A Yale alumnus who founded a program to help low-income students apply to college is the first recipient of the 2012 Yale-Jefferson Public Service Award, according to an announcement by the Association of Yale Alumni (AYA), Students and Alumni of Yale (STAY), and the Jefferson Awards for Public Service.
J.B. Schramm ’86 received the 2012 Yale-Jefferson Public Service Award for establishing College Summit,” a program that identifies college-capable students in low-income areas and prepares them for the college admissions process.
Founded 18 years ago in the basement of a low-income housing development, College Summit was created in response to Schramm’s belief that attending college is transformational. He saw how college changed the lives of young people in the neighborhood, he says, and how peer influence pushed some students off the college path while spurring others to thrive. Since then, Schramm has grown College Summit; the program serves 50,000 students annually in 170 high schools in 12 states by partnering with high school principals, teachers, and the most influential students in lower-income communities to raise their college-going and success rates.
Schramm accepted the award at the annual Alumni Assembly LXXII. Yale President Richard Levin, Yale Vice President Linda Lorimer, and Jefferson Awards co-founder Sam Beard also attended.

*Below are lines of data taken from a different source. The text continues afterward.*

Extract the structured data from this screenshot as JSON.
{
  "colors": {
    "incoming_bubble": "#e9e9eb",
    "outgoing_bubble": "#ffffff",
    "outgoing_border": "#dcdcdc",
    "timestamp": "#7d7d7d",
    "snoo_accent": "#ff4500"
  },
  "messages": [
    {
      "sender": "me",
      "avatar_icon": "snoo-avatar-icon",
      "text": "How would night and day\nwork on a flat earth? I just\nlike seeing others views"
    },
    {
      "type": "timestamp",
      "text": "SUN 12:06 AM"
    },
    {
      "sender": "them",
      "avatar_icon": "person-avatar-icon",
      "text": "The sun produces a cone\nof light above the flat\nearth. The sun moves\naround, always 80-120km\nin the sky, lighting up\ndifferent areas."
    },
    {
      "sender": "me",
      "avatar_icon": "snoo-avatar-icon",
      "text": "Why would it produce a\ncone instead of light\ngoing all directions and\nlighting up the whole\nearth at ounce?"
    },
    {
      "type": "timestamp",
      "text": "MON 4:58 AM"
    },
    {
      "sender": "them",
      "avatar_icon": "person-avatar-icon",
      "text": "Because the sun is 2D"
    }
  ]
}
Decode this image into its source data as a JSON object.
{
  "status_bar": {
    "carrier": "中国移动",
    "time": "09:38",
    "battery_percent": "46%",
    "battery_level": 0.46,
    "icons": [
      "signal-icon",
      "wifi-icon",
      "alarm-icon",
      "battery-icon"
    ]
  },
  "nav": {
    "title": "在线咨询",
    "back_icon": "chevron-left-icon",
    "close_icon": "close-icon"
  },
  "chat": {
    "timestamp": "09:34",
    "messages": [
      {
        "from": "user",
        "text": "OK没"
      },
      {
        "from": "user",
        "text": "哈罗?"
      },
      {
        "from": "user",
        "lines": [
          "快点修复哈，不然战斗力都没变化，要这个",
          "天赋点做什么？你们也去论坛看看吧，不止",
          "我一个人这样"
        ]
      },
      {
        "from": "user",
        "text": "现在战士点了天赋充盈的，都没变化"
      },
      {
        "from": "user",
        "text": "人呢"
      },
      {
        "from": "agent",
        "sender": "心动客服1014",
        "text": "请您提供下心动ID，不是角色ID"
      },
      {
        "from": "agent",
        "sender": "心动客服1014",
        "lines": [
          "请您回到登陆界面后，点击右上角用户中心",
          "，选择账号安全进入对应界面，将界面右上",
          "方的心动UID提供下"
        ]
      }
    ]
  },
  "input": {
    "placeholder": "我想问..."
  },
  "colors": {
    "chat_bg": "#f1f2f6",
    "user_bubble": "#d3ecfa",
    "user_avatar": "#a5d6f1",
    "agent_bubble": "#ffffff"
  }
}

Schramm’s selection was determined by a nine-person committee of Yale students and alumni. The selection committee evaluated each candidate on the basis of the depth, breadth, and scope of the individual’s public service contribution, while paying particular attention to the Yale resources brought to bear in the furtherance of this service.
Brandon Levin ’14, founding president of STAY and inaugural chair of the Yale-Jefferson Public Service Award selection committee, says that “J.B. epitomizes what we seek to distinguish with this first award: a sustained commitment to public service whose impact is substantial and widespread.”
Yale Vice President Linda Koch Lorimer echoed Levin’s sentiments, highlighting in particular “J.B.’s partnership with Yale and New Haven through the ‘Pathway to Promise’ program” as making him “especially deserving of this great honor.”
Schramm said, “My Yale education gave me opportunities unimaginable to members of my extended family, few of whom went to college. It’s a great honor for the university that opened so many doors for me to recognize College Summit, the organization that dramatically increases college-going and persistence rates for 50,000 students in New Haven and around the country by equipping the most influential students to take charge of getting themselves and their classmates to and through college.”
You can learn more about STAY — created to foster meaningful relationships between Yale students and Yale alumni — the Jefferson Awards for Public Service, and the Yale-Jefferson Award for Public Service on their respective websites. Schramm’s alumni award is one of three new awards for individual volunteer service. These awards will go yearly to a Yale undergraduate, to a student at one of Yale’s professional or graduate schools, and to an alumnus. The awards recognize individuals who inspire the Yale community through their innovative, outstanding, and sustained contributions in service to the greater good.